▸ What you will do
Count how many lines of the data below contain the string "JSON"; the reply should be that number alone.

******************************

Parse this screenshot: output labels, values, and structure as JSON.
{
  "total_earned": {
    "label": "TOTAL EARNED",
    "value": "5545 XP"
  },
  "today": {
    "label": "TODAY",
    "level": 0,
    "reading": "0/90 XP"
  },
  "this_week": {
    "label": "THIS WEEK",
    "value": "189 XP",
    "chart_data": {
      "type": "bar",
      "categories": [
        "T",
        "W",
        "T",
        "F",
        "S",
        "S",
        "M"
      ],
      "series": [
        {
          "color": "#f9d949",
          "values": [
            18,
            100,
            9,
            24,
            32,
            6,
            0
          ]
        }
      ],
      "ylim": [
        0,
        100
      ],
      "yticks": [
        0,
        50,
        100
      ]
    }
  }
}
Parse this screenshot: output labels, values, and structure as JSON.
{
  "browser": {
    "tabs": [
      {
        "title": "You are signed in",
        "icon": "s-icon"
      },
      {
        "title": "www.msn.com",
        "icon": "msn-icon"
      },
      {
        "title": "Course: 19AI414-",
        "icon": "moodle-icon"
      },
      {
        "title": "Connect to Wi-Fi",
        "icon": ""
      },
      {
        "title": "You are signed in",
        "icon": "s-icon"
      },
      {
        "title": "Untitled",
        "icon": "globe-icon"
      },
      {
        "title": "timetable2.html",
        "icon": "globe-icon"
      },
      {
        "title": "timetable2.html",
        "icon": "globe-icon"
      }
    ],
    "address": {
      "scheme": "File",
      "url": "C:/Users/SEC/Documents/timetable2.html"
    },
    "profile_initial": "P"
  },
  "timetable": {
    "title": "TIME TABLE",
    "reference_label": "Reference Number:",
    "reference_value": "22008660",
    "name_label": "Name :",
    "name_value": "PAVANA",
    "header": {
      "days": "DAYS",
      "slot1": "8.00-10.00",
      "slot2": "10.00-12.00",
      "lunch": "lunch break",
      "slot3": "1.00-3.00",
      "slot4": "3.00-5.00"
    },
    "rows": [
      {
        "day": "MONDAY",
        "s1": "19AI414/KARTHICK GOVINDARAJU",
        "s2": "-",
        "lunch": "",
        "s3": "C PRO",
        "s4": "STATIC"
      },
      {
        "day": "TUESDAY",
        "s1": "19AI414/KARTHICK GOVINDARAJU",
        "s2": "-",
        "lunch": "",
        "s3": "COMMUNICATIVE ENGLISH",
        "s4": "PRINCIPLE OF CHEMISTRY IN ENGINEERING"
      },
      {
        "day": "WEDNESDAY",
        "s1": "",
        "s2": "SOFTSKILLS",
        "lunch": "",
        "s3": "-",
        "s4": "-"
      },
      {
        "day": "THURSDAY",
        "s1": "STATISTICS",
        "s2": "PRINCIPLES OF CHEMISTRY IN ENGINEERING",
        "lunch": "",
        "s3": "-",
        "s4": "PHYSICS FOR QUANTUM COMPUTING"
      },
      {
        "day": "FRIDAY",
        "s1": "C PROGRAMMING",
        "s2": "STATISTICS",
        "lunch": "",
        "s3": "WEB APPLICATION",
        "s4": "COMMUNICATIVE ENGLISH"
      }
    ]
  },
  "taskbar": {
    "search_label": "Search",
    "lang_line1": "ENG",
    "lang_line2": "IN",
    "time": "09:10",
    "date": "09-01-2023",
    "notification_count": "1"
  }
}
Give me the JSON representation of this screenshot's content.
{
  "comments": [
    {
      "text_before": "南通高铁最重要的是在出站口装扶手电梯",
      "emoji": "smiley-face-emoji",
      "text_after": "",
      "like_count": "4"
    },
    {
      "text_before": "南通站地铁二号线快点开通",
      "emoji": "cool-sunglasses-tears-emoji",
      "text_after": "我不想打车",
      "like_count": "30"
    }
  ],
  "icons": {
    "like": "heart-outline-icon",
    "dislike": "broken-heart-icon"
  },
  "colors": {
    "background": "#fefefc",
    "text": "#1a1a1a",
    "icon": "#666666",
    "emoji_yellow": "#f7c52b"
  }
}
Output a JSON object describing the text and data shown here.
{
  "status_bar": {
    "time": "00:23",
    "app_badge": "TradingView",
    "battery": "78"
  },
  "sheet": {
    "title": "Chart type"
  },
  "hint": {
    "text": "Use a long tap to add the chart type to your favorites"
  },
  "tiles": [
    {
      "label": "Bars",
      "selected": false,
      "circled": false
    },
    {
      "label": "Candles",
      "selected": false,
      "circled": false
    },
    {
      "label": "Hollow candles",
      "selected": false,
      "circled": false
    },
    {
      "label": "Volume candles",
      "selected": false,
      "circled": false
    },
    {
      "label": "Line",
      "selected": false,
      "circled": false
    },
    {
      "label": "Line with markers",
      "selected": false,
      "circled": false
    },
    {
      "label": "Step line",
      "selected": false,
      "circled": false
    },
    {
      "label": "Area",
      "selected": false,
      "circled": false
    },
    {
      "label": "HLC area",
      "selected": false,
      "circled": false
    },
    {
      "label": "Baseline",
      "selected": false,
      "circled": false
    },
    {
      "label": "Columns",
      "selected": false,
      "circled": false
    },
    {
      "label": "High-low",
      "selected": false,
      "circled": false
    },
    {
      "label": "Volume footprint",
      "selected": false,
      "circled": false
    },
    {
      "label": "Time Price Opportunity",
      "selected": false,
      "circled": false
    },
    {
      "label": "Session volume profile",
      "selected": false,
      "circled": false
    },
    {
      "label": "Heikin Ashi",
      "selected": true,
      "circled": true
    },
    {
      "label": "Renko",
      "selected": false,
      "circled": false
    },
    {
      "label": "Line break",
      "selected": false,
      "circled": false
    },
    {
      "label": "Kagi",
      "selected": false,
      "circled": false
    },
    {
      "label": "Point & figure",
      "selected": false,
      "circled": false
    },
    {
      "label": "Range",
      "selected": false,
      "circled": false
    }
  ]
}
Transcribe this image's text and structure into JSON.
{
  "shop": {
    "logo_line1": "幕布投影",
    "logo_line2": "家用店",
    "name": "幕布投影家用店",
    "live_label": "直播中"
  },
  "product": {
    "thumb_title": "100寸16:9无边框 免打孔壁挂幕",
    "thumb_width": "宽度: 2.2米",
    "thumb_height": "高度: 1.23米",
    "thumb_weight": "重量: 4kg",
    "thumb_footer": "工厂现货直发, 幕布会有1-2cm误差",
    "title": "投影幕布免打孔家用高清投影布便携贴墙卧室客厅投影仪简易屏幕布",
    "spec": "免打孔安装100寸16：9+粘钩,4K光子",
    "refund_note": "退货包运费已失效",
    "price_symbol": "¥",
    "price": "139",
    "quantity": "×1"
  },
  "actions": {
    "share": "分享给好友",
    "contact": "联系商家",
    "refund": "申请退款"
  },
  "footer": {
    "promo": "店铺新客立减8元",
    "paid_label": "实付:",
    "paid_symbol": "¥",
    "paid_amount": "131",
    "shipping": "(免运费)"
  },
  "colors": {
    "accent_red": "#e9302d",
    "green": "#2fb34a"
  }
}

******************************

▸ Task result
5